A New Jersey appeals court last week upheld the denial of class certification to plaintiffs with claims against automotive insurers relating to the diminished value of policyholders’ vehicles. See Myska, et al. v. New Jersey Manufacturers Insurance Co., et al., No. A-4398-13T4 and A-0275-14T4 (Super. Ct. N.J.).
Plaintiffs had been involved in separate accidents with uninsured or underinsured drivers, and were unhappy with the response of their insurance companies. What will be of interest to our readers is the class action legal issue. We have extolled the importance and value of motions to strike class allegations and other procedural mechanisms for getting the class action issue resolved as early as possible, before expensive and wasteful discovery (even bifurcated class discovery). Here, prior to discovery, the Law Division judge concluded class certification was improper. And after review, the appeals court affirmed the denial of class certification, agreeing the controversy did not lend itself to a class action because the facts underpinning each plaintiff’s claims were dependent upon the individual insurance policy provisions, the distinct vehicle damaged and the specific calculation of damages alleged, which require separate litigation of every action.
The court noted that no precise procedures are established for granting or denying class certification at the incipient stage of litigation. Rather, the NJ rules state “the court shall, at an
early practicable time, determine by order whether to certify the action.” Rule 4:32-2(a). The court rejected the view that would preclude dismissal, following the required analysis, when a court determines alleged claims do not properly lend themselves to class certification. The certification test does not merely turn on the stage of the litigation. Rather, dismissal is dependent on the nature of the claims and the propriety of their presentation as a class action.
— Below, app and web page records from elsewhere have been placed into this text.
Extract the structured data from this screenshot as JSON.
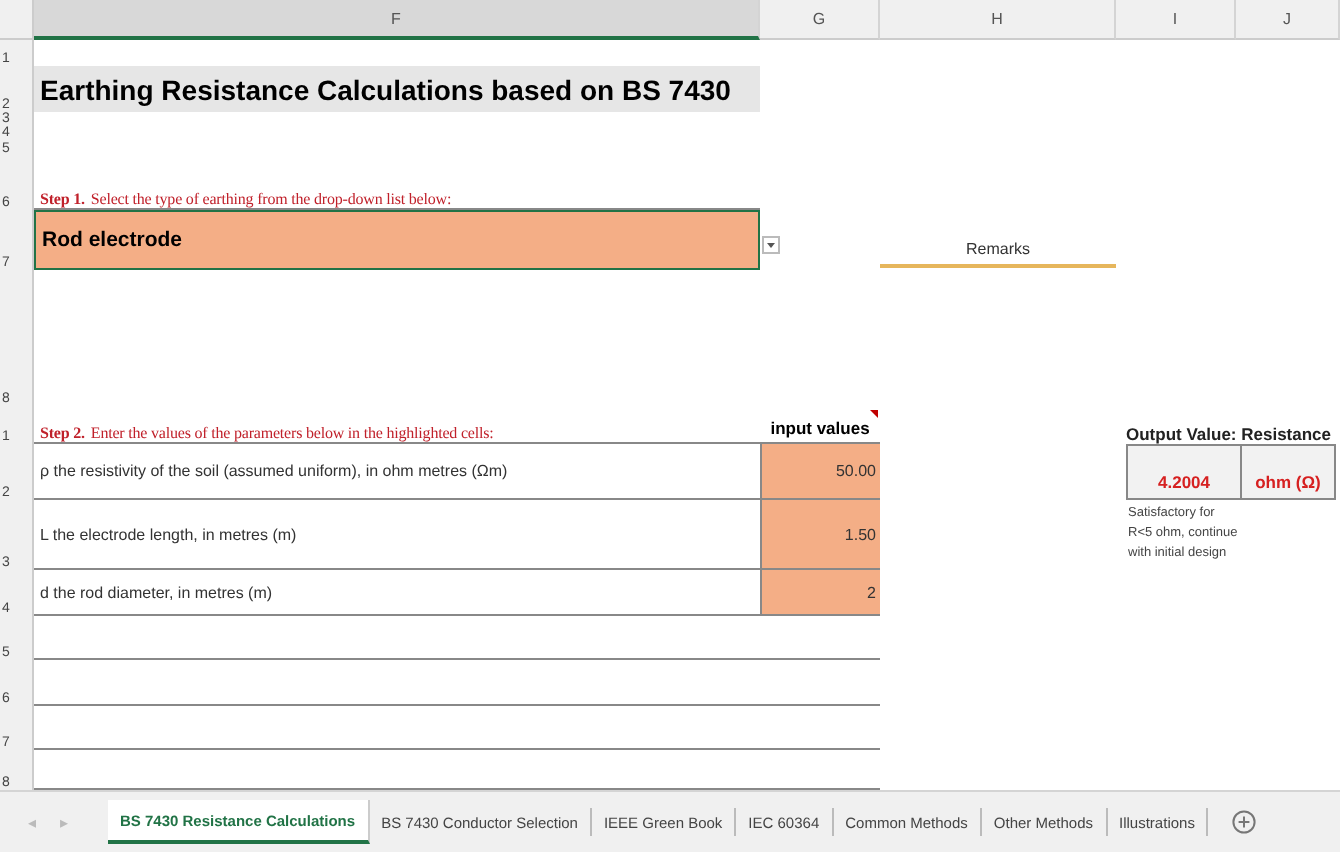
{
  "columns": [
    "F",
    "G",
    "H",
    "I",
    "J"
  ],
  "row_numbers": [
    "1",
    "2",
    "3",
    "4",
    "5",
    "6",
    "7",
    "8",
    "1",
    "2",
    "3",
    "4",
    "5",
    "6",
    "7",
    "8"
  ],
  "title": "Earthing Resistance Calculations based on BS 7430",
  "step1": "**Step 1.** Select the type of earthing from the drop-down list below:",
  "earthing_type": {
    "value": "Rod electrode"
  },
  "remarks": "Remarks",
  "step2": "**Step 2.** Enter the values of the parameters below in the highlighted cells:",
  "input_header": "input values",
  "parameters": [
    {
      "label": "ρ  the resistivity of the soil (assumed uniform), in ohm metres (Ωm)",
      "value": "50.00"
    },
    {
      "label": "L  the electrode length, in metres (m)",
      "value": "1.50"
    },
    {
      "label": "d   the rod diameter, in metres (m)",
      "value": "2"
    }
  ],
  "output": {
    "title": "Output Value: Resistance",
    "value": "4.2004",
    "unit": "ohm (Ω)",
    "note": [
      "Satisfactory for",
      "R<5 ohm, continue",
      "with initial design"
    ]
  },
  "tab_nav": [
    "◂",
    "▸"
  ],
  "sheet_tabs": [
    {
      "label": "BS 7430 Resistance Calculations",
      "selected": true
    },
    {
      "label": "BS 7430 Conductor Selection",
      "selected": false
    },
    {
      "label": "IEEE Green Book",
      "selected": false
    },
    {
      "label": "IEC 60364",
      "selected": false
    },
    {
      "label": "Common Methods",
      "selected": false
    },
    {
      "label": "Other Methods",
      "selected": false
    },
    {
      "label": "Illustrations",
      "selected": false
    }
  ]
}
Thus, said the court, “we flatly reject plaintiffs’ urging to impose a bright-line rule prohibiting examination of the propriety of class certification until discovery is undertaken.”
Here, individualized facts and circumstances of the relationship between each insurer and its insured precluded a finding of predominance. And the court also noted that the individual claims were not so small (approx. $15,000) as to make separate litigation impossible.